## Your assignment
Whether an entry is long or short, retype it exactly.

Record extracts Start Marker

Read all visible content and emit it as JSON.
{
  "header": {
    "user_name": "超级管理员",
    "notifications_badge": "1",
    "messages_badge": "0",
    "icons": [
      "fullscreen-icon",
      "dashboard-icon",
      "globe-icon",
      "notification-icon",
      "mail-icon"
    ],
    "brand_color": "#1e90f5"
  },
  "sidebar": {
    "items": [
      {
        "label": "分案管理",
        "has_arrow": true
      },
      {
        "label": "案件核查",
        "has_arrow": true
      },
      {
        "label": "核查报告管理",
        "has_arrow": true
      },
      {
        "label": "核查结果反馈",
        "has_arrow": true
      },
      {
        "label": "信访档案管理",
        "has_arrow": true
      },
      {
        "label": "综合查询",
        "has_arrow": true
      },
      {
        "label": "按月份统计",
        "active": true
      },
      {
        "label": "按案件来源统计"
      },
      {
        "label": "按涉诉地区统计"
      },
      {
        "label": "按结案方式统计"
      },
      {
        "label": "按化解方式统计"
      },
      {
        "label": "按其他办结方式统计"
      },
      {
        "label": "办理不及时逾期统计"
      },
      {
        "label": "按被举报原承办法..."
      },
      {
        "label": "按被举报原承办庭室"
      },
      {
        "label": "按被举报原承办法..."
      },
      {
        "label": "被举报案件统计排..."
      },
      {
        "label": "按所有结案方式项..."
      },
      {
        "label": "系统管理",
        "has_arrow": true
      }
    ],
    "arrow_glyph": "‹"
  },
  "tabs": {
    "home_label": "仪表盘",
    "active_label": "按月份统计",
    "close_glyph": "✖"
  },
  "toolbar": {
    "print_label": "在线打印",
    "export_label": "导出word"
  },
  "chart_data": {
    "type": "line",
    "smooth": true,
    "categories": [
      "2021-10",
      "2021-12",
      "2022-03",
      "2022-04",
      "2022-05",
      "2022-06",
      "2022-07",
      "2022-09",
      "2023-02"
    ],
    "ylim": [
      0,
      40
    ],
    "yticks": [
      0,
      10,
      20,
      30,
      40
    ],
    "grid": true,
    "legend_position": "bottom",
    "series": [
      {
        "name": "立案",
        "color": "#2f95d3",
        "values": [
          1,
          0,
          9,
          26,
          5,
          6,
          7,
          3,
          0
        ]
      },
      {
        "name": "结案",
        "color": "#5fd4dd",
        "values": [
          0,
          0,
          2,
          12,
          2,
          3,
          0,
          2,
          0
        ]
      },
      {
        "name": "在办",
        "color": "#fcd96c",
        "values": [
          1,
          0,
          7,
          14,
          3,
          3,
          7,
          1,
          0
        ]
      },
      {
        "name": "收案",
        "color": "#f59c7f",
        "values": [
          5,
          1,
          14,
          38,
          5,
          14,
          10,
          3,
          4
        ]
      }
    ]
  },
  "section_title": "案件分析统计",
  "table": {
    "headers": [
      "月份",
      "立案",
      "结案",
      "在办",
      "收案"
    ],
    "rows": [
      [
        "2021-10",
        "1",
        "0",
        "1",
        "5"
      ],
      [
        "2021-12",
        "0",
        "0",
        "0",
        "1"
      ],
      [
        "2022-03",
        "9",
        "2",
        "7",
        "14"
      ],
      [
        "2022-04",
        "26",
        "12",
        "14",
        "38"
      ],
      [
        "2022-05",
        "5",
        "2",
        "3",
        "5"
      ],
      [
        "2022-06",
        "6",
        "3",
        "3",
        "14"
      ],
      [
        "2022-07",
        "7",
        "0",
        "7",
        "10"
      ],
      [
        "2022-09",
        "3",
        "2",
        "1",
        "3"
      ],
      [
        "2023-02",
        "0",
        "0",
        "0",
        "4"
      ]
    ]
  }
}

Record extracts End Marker

## Exercise solution
Read all visible content and emit it as JSON.
{
  "header": {
    "user_name": "超级管理员",
    "notifications_badge": "1",
    "messages_badge": "0",
    "icons": [
      "fullscreen-icon",
      "dashboard-icon",
      "globe-icon",
      "notification-icon",
      "mail-icon"
    ],
    "brand_color": "#1e90f5"
  },
  "sidebar": {
    "items": [
      {
        "label": "分案管理",
        "has_arrow": true
      },
      {
        "label": "案件核查",
        "has_arrow": true
      },
      {
        "label": "核查报告管理",
        "has_arrow": true
      },
      {
        "label": "核查结果反馈",
        "has_arrow": true
      },
      {
        "label": "信访档案管理",
        "has_arrow": true
      },
      {
        "label": "综合查询",
        "has_arrow": true
      },
      {
        "label": "按月份统计",
        "active": true
      },
      {
        "label": "按案件来源统计"
      },
      {
        "label": "按涉诉地区统计"
      },
      {
        "label": "按结案方式统计"
      },
      {
        "label": "按化解方式统计"
      },
      {
        "label": "按其他办结方式统计"
      },
      {
        "label": "办理不及时逾期统计"
      },
      {
        "label": "按被举报原承办法..."
      },
      {
        "label": "按被举报原承办庭室"
      },
      {
        "label": "按被举报原承办法..."
      },
      {
        "label": "被举报案件统计排..."
      },
      {
        "label": "按所有结案方式项..."
      },
      {
        "label": "系统管理",
        "has_arrow": true
      }
    ],
    "arrow_glyph": "‹"
  },
  "tabs": {
    "home_label": "仪表盘",
    "active_label": "按月份统计",
    "close_glyph": "✖"
  },
  "toolbar": {
    "print_label": "在线打印",
    "export_label": "导出word"
  },
  "chart_data": {
    "type": "line",
    "smooth": true,
    "categories": [
      "2021-10",
      "2021-12",
      "2022-03",
      "2022-04",
      "2022-05",
      "2022-06",
      "2022-07",
      "2022-09",
      "2023-02"
    ],
    "ylim": [
      0,
      40
    ],
    "yticks": [
      0,
      10,
      20,
      30,
      40
    ],
    "grid": true,
    "legend_position": "bottom",
    "series": [
      {
        "name": "立案",
        "color": "#2f95d3",
        "values": [
          1,
          0,
          9,
          26,
          5,
          6,
          7,
          3,
          0
        ]
      },
      {
        "name": "结案",
        "color": "#5fd4dd",
        "values": [
          0,
          0,
          2,
          12,
          2,
          3,
          0,
          2,
          0
        ]
      },
      {
        "name": "在办",
        "color": "#fcd96c",
        "values": [
          1,
          0,
          7,
          14,
          3,
          3,
          7,
          1,
          0
        ]
      },
      {
        "name": "收案",
        "color": "#f59c7f",
        "values": [
          5,
          1,
          14,
          38,
          5,
          14,
          10,
          3,
          4
        ]
      }
    ]
  },
  "section_title": "案件分析统计",
  "table": {
    "headers": [
      "月份",
      "立案",
      "结案",
      "在办",
      "收案"
    ],
    "rows": [
      [
        "2021-10",
        "1",
        "0",
        "1",
        "5"
      ],
      [
        "2021-12",
        "0",
        "0",
        "0",
        "1"
      ],
      [
        "2022-03",
        "9",
        "2",
        "7",
        "14"
      ],
      [
        "2022-04",
        "26",
        "12",
        "14",
        "38"
      ],
      [
        "2022-05",
        "5",
        "2",
        "3",
        "5"
      ],
      [
        "2022-06",
        "6",
        "3",
        "3",
        "14"
      ],
      [
        "2022-07",
        "7",
        "0",
        "7",
        "10"
      ],
      [
        "2022-09",
        "3",
        "2",
        "1",
        "3"
      ],
      [
        "2023-02",
        "0",
        "0",
        "0",
        "4"
      ]
    ]
  }
}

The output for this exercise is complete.